Brief =
Your reply should be the complete data, reproduced exactly.
**** Given data
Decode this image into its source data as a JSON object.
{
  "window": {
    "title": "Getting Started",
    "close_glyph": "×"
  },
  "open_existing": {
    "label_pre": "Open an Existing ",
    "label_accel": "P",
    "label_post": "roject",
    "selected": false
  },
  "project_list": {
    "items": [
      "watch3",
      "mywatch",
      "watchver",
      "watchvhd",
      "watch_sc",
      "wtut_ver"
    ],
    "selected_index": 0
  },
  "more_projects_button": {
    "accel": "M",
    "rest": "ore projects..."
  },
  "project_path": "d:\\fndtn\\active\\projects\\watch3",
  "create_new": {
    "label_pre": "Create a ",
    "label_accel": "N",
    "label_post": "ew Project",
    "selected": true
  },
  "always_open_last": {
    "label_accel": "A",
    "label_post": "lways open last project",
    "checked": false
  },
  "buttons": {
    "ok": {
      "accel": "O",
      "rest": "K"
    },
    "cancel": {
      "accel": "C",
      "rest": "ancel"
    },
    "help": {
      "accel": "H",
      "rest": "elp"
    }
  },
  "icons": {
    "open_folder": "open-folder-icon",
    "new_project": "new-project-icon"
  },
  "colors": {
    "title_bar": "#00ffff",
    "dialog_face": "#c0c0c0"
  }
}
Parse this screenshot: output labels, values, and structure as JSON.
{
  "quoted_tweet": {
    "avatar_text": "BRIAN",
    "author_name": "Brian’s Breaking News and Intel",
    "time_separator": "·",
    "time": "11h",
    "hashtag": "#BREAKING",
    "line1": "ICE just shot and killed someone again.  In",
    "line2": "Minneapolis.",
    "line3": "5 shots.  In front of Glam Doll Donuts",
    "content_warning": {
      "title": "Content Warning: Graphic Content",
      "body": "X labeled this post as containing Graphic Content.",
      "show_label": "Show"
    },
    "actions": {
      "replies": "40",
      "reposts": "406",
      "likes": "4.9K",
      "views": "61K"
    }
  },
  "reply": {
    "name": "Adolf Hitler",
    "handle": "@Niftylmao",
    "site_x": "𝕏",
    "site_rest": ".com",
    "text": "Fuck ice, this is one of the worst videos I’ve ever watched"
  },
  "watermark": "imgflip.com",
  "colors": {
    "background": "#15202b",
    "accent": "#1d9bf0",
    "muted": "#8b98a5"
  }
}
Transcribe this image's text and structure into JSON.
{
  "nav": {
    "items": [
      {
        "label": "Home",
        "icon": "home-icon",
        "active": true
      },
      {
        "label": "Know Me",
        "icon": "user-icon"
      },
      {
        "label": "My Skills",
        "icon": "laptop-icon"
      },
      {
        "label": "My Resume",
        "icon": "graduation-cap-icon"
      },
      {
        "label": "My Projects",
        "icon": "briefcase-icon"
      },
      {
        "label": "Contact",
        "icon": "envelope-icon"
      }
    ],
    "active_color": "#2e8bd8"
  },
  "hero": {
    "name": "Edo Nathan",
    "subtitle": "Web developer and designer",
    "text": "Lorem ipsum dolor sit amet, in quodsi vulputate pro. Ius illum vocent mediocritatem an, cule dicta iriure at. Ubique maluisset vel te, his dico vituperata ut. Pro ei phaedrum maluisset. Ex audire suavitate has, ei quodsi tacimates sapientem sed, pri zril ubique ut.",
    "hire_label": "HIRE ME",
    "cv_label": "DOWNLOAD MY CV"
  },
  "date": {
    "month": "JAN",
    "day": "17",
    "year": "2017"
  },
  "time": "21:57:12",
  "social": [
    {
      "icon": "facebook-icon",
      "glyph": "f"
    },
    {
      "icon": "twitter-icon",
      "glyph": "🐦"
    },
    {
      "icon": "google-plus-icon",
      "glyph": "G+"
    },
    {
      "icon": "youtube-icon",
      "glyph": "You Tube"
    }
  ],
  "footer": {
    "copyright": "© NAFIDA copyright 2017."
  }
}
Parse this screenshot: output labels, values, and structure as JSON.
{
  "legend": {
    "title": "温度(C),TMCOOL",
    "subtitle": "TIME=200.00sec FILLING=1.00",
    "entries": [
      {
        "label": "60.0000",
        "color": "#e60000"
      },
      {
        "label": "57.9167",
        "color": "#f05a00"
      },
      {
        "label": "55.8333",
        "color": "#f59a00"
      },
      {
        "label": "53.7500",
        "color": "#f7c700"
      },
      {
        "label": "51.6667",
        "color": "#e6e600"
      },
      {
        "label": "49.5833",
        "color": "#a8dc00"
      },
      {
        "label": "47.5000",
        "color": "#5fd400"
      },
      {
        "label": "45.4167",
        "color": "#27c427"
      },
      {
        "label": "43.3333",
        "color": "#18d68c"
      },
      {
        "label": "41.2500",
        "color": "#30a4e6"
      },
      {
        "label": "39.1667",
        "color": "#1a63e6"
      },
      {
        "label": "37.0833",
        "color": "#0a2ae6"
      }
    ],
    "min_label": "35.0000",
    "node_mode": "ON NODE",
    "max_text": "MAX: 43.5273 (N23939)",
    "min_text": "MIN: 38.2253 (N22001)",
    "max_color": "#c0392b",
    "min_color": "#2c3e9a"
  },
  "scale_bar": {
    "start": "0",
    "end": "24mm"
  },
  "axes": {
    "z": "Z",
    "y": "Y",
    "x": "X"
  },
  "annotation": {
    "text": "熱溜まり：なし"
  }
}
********
Task response =
Decode this image into its source data as a JSON object.
{
  "window": {
    "title": "Getting Started",
    "close_glyph": "×"
  },
  "open_existing": {
    "label_pre": "Open an Existing ",
    "label_accel": "P",
    "label_post": "roject",
    "selected": false
  },
  "project_list": {
    "items": [
      "watch3",
      "mywatch",
      "watchver",
      "watchvhd",
      "watch_sc",
      "wtut_ver"
    ],
    "selected_index": 0
  },
  "more_projects_button": {
    "accel": "M",
    "rest": "ore projects..."
  },
  "project_path": "d:\\fndtn\\active\\projects\\watch3",
  "create_new": {
    "label_pre": "Create a ",
    "label_accel": "N",
    "label_post": "ew Project",
    "selected": true
  },
  "always_open_last": {
    "label_accel": "A",
    "label_post": "lways open last project",
    "checked": false
  },
  "buttons": {
    "ok": {
      "accel": "O",
      "rest": "K"
    },
    "cancel": {
      "accel": "C",
      "rest": "ancel"
    },
    "help": {
      "accel": "H",
      "rest": "elp"
    }
  },
  "icons": {
    "open_folder": "open-folder-icon",
    "new_project": "new-project-icon"
  },
  "colors": {
    "title_bar": "#00ffff",
    "dialog_face": "#c0c0c0"
  }
}
Parse this screenshot: output labels, values, and structure as JSON.
{
  "quoted_tweet": {
    "avatar_text": "BRIAN",
    "author_name": "Brian’s Breaking News and Intel",
    "time_separator": "·",
    "time": "11h",
    "hashtag": "#BREAKING",
    "line1": "ICE just shot and killed someone again.  In",
    "line2": "Minneapolis.",
    "line3": "5 shots.  In front of Glam Doll Donuts",
    "content_warning": {
      "title": "Content Warning: Graphic Content",
      "body": "X labeled this post as containing Graphic Content.",
      "show_label": "Show"
    },
    "actions": {
      "replies": "40",
      "reposts": "406",
      "likes": "4.9K",
      "views": "61K"
    }
  },
  "reply": {
    "name": "Adolf Hitler",
    "handle": "@Niftylmao",
    "site_x": "𝕏",
    "site_rest": ".com",
    "text": "Fuck ice, this is one of the worst videos I’ve ever watched"
  },
  "watermark": "imgflip.com",
  "colors": {
    "background": "#15202b",
    "accent": "#1d9bf0",
    "muted": "#8b98a5"
  }
}
Transcribe this image's text and structure into JSON.
{
  "nav": {
    "items": [
      {
        "label": "Home",
        "icon": "home-icon",
        "active": true
      },
      {
        "label": "Know Me",
        "icon": "user-icon"
      },
      {
        "label": "My Skills",
        "icon": "laptop-icon"
      },
      {
        "label": "My Resume",
        "icon": "graduation-cap-icon"
      },
      {
        "label": "My Projects",
        "icon": "briefcase-icon"
      },
      {
        "label": "Contact",
        "icon": "envelope-icon"
      }
    ],
    "active_color": "#2e8bd8"
  },
  "hero": {
    "name": "Edo Nathan",
    "subtitle": "Web developer and designer",
    "text": "Lorem ipsum dolor sit amet, in quodsi vulputate pro. Ius illum vocent mediocritatem an, cule dicta iriure at. Ubique maluisset vel te, his dico vituperata ut. Pro ei phaedrum maluisset. Ex audire suavitate has, ei quodsi tacimates sapientem sed, pri zril ubique ut.",
    "hire_label": "HIRE ME",
    "cv_label": "DOWNLOAD MY CV"
  },
  "date": {
    "month": "JAN",
    "day": "17",
    "year": "2017"
  },
  "time": "21:57:12",
  "social": [
    {
      "icon": "facebook-icon",
      "glyph": "f"
    },
    {
      "icon": "twitter-icon",
      "glyph": "🐦"
    },
    {
      "icon": "google-plus-icon",
      "glyph": "G+"
    },
    {
      "icon": "youtube-icon",
      "glyph": "You Tube"
    }
  ],
  "footer": {
    "copyright": "© NAFIDA copyright 2017."
  }
}
Parse this screenshot: output labels, values, and structure as JSON.
{
  "legend": {
    "title": "温度(C),TMCOOL",
    "subtitle": "TIME=200.00sec FILLING=1.00",
    "entries": [
      {
        "label": "60.0000",
        "color": "#e60000"
      },
      {
        "label": "57.9167",
        "color": "#f05a00"
      },
      {
        "label": "55.8333",
        "color": "#f59a00"
      },
      {
        "label": "53.7500",
        "color": "#f7c700"
      },
      {
        "label": "51.6667",
        "color": "#e6e600"
      },
      {
        "label": "49.5833",
        "color": "#a8dc00"
      },
      {
        "label": "47.5000",
        "color": "#5fd400"
      },
      {
        "label": "45.4167",
        "color": "#27c427"
      },
      {
        "label": "43.3333",
        "color": "#18d68c"
      },
      {
        "label": "41.2500",
        "color": "#30a4e6"
      },
      {
        "label": "39.1667",
        "color": "#1a63e6"
      },
      {
        "label": "37.0833",
        "color": "#0a2ae6"
      }
    ],
    "min_label": "35.0000",
    "node_mode": "ON NODE",
    "max_text": "MAX: 43.5273 (N23939)",
    "min_text": "MIN: 38.2253 (N22001)",
    "max_color": "#c0392b",
    "min_color": "#2c3e9a"
  },
  "scale_bar": {
    "start": "0",
    "end": "24mm"
  },
  "axes": {
    "z": "Z",
    "y": "Y",
    "x": "X"
  },
  "annotation": {
    "text": "熱溜まり：なし"
  }
}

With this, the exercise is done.